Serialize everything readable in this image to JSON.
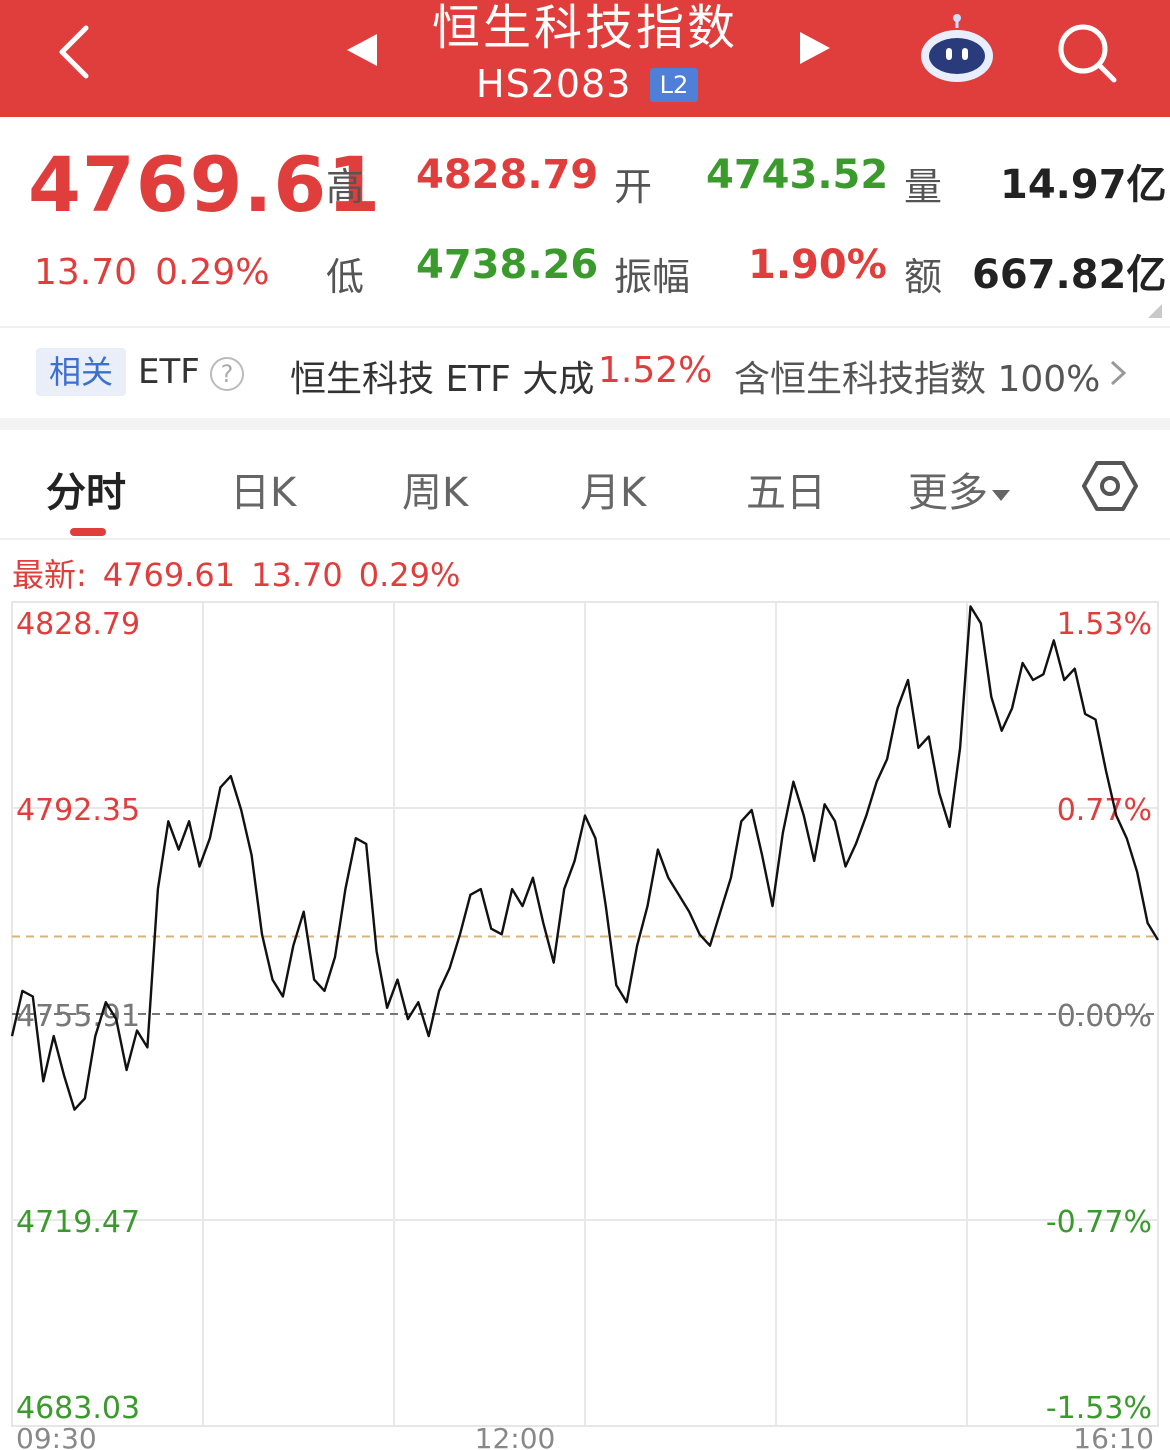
{
  "header": {
    "title": "恒生科技指数",
    "code": "HS2083",
    "level_badge": "L2"
  },
  "quote": {
    "last": "4769.61",
    "change": "13.70",
    "change_pct": "0.29%",
    "high_label": "高",
    "high": "4828.79",
    "low_label": "低",
    "low": "4738.26",
    "open_label": "开",
    "open": "4743.52",
    "amplitude_label": "振幅",
    "amplitude": "1.90%",
    "volume_label": "量",
    "volume": "14.97亿",
    "turnover_label": "额",
    "turnover": "667.82亿"
  },
  "etf": {
    "tag": "相关",
    "label": "ETF",
    "help": "?",
    "name": "恒生科技 ETF 大成",
    "pct": "1.52%",
    "contains": "含恒生科技指数 100%"
  },
  "tabs": [
    {
      "label": "分时",
      "active": true
    },
    {
      "label": "日K"
    },
    {
      "label": "周K"
    },
    {
      "label": "月K"
    },
    {
      "label": "五日"
    },
    {
      "label": "更多"
    }
  ],
  "latest_line": {
    "label": "最新:",
    "price": "4769.61",
    "change": "13.70",
    "pct": "0.29%"
  },
  "colors": {
    "up": "#e03e3c",
    "down": "#3a9a2c",
    "header_bg": "#e03e3c",
    "line": "#111111"
  },
  "chart_data": {
    "type": "line",
    "title": "",
    "xlabel": "",
    "ylabel": "",
    "prev_close": 4755.91,
    "ylim": [
      4683.03,
      4828.79
    ],
    "y_ticks_left": [
      "4828.79",
      "4792.35",
      "4755.91",
      "4719.47",
      "4683.03"
    ],
    "y_ticks_right": [
      "1.53%",
      "0.77%",
      "0.00%",
      "-0.77%",
      "-1.53%"
    ],
    "x_ticks": [
      "09:30",
      "12:00",
      "16:10"
    ],
    "grid": true,
    "reference_line": 4769.61,
    "series": [
      {
        "x": [
          0,
          3,
          6,
          9,
          12,
          15,
          18,
          21,
          24,
          27,
          30,
          33,
          36,
          39,
          42,
          45,
          48,
          51,
          54,
          57,
          60,
          63,
          66,
          69,
          72,
          75,
          78,
          81,
          84,
          87,
          90,
          93,
          96,
          99,
          102,
          105,
          108,
          111,
          114,
          117,
          120,
          123,
          126,
          129,
          132,
          135,
          138,
          141,
          144,
          147,
          150,
          153,
          156,
          159,
          162,
          165,
          168,
          171,
          174,
          177,
          180,
          183,
          186,
          189,
          192,
          195,
          198,
          201,
          204,
          207,
          210,
          213,
          216,
          219,
          222,
          225,
          228,
          231,
          234,
          237,
          240,
          243,
          246,
          249,
          252,
          255,
          258,
          261,
          264,
          267,
          270,
          273,
          276,
          279,
          282,
          285,
          288,
          291,
          294,
          297,
          300,
          303,
          306,
          309,
          312,
          315,
          318,
          321,
          324,
          327,
          330
        ],
        "values": [
          4752.0,
          4760.0,
          4759.0,
          4744.0,
          4752.0,
          4745.0,
          4739.0,
          4741.0,
          4752.0,
          4758.0,
          4755.0,
          4746.0,
          4753.0,
          4750.0,
          4778.0,
          4790.0,
          4785.0,
          4790.0,
          4782.0,
          4787.0,
          4796.0,
          4798.0,
          4792.0,
          4784.0,
          4770.0,
          4762.0,
          4759.0,
          4768.0,
          4774.0,
          4762.0,
          4760.0,
          4766.0,
          4778.0,
          4787.0,
          4786.0,
          4767.0,
          4757.0,
          4762.0,
          4755.0,
          4758.0,
          4752.0,
          4760.0,
          4764.0,
          4770.0,
          4777.0,
          4778.0,
          4771.0,
          4770.0,
          4778.0,
          4775.0,
          4780.0,
          4772.0,
          4765.0,
          4778.0,
          4783.0,
          4791.0,
          4787.0,
          4775.0,
          4761.0,
          4758.0,
          4768.0,
          4775.0,
          4785.0,
          4780.0,
          4777.0,
          4774.0,
          4770.0,
          4768.0,
          4774.0,
          4780.0,
          4790.0,
          4792.0,
          4784.0,
          4775.0,
          4788.0,
          4797.0,
          4791.0,
          4783.0,
          4793.0,
          4790.0,
          4782.0,
          4786.0,
          4791.0,
          4797.0,
          4801.0,
          4810.0,
          4815.0,
          4803.0,
          4805.0,
          4795.0,
          4789.0,
          4803.0,
          4828.0,
          4825.0,
          4812.0,
          4806.0,
          4810.0,
          4818.0,
          4815.0,
          4816.0,
          4822.0,
          4815.0,
          4817.0,
          4809.0,
          4808.0,
          4799.0,
          4791.0,
          4787.0,
          4781.0,
          4772.0,
          4769.0
        ]
      }
    ]
  }
}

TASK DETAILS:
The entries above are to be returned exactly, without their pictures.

OUTPUT:
Serialize everything readable in this image to JSON.
{
  "header": {
    "title": "恒生科技指数",
    "code": "HS2083",
    "level_badge": "L2"
  },
  "quote": {
    "last": "4769.61",
    "change": "13.70",
    "change_pct": "0.29%",
    "high_label": "高",
    "high": "4828.79",
    "low_label": "低",
    "low": "4738.26",
    "open_label": "开",
    "open": "4743.52",
    "amplitude_label": "振幅",
    "amplitude": "1.90%",
    "volume_label": "量",
    "volume": "14.97亿",
    "turnover_label": "额",
    "turnover": "667.82亿"
  },
  "etf": {
    "tag": "相关",
    "label": "ETF",
    "help": "?",
    "name": "恒生科技 ETF 大成",
    "pct": "1.52%",
    "contains": "含恒生科技指数 100%"
  },
  "tabs": [
    {
      "label": "分时",
      "active": true
    },
    {
      "label": "日K"
    },
    {
      "label": "周K"
    },
    {
      "label": "月K"
    },
    {
      "label": "五日"
    },
    {
      "label": "更多"
    }
  ],
  "latest_line": {
    "label": "最新:",
    "price": "4769.61",
    "change": "13.70",
    "pct": "0.29%"
  },
  "colors": {
    "up": "#e03e3c",
    "down": "#3a9a2c",
    "header_bg": "#e03e3c",
    "line": "#111111"
  },
  "chart_data": {
    "type": "line",
    "title": "",
    "xlabel": "",
    "ylabel": "",
    "prev_close": 4755.91,
    "ylim": [
      4683.03,
      4828.79
    ],
    "y_ticks_left": [
      "4828.79",
      "4792.35",
      "4755.91",
      "4719.47",
      "4683.03"
    ],
    "y_ticks_right": [
      "1.53%",
      "0.77%",
      "0.00%",
      "-0.77%",
      "-1.53%"
    ],
    "x_ticks": [
      "09:30",
      "12:00",
      "16:10"
    ],
    "grid": true,
    "reference_line": 4769.61,
    "series": [
      {
        "x": [
          0,
          3,
          6,
          9,
          12,
          15,
          18,
          21,
          24,
          27,
          30,
          33,
          36,
          39,
          42,
          45,
          48,
          51,
          54,
          57,
          60,
          63,
          66,
          69,
          72,
          75,
          78,
          81,
          84,
          87,
          90,
          93,
          96,
          99,
          102,
          105,
          108,
          111,
          114,
          117,
          120,
          123,
          126,
          129,
          132,
          135,
          138,
          141,
          144,
          147,
          150,
          153,
          156,
          159,
          162,
          165,
          168,
          171,
          174,
          177,
          180,
          183,
          186,
          189,
          192,
          195,
          198,
          201,
          204,
          207,
          210,
          213,
          216,
          219,
          222,
          225,
          228,
          231,
          234,
          237,
          240,
          243,
          246,
          249,
          252,
          255,
          258,
          261,
          264,
          267,
          270,
          273,
          276,
          279,
          282,
          285,
          288,
          291,
          294,
          297,
          300,
          303,
          306,
          309,
          312,
          315,
          318,
          321,
          324,
          327,
          330
        ],
        "values": [
          4752.0,
          4760.0,
          4759.0,
          4744.0,
          4752.0,
          4745.0,
          4739.0,
          4741.0,
          4752.0,
          4758.0,
          4755.0,
          4746.0,
          4753.0,
          4750.0,
          4778.0,
          4790.0,
          4785.0,
          4790.0,
          4782.0,
          4787.0,
          4796.0,
          4798.0,
          4792.0,
          4784.0,
          4770.0,
          4762.0,
          4759.0,
          4768.0,
          4774.0,
          4762.0,
          4760.0,
          4766.0,
          4778.0,
          4787.0,
          4786.0,
          4767.0,
          4757.0,
          4762.0,
          4755.0,
          4758.0,
          4752.0,
          4760.0,
          4764.0,
          4770.0,
          4777.0,
          4778.0,
          4771.0,
          4770.0,
          4778.0,
          4775.0,
          4780.0,
          4772.0,
          4765.0,
          4778.0,
          4783.0,
          4791.0,
          4787.0,
          4775.0,
          4761.0,
          4758.0,
          4768.0,
          4775.0,
          4785.0,
          4780.0,
          4777.0,
          4774.0,
          4770.0,
          4768.0,
          4774.0,
          4780.0,
          4790.0,
          4792.0,
          4784.0,
          4775.0,
          4788.0,
          4797.0,
          4791.0,
          4783.0,
          4793.0,
          4790.0,
          4782.0,
          4786.0,
          4791.0,
          4797.0,
          4801.0,
          4810.0,
          4815.0,
          4803.0,
          4805.0,
          4795.0,
          4789.0,
          4803.0,
          4828.0,
          4825.0,
          4812.0,
          4806.0,
          4810.0,
          4818.0,
          4815.0,
          4816.0,
          4822.0,
          4815.0,
          4817.0,
          4809.0,
          4808.0,
          4799.0,
          4791.0,
          4787.0,
          4781.0,
          4772.0,
          4769.0
        ]
      }
    ]
  }
}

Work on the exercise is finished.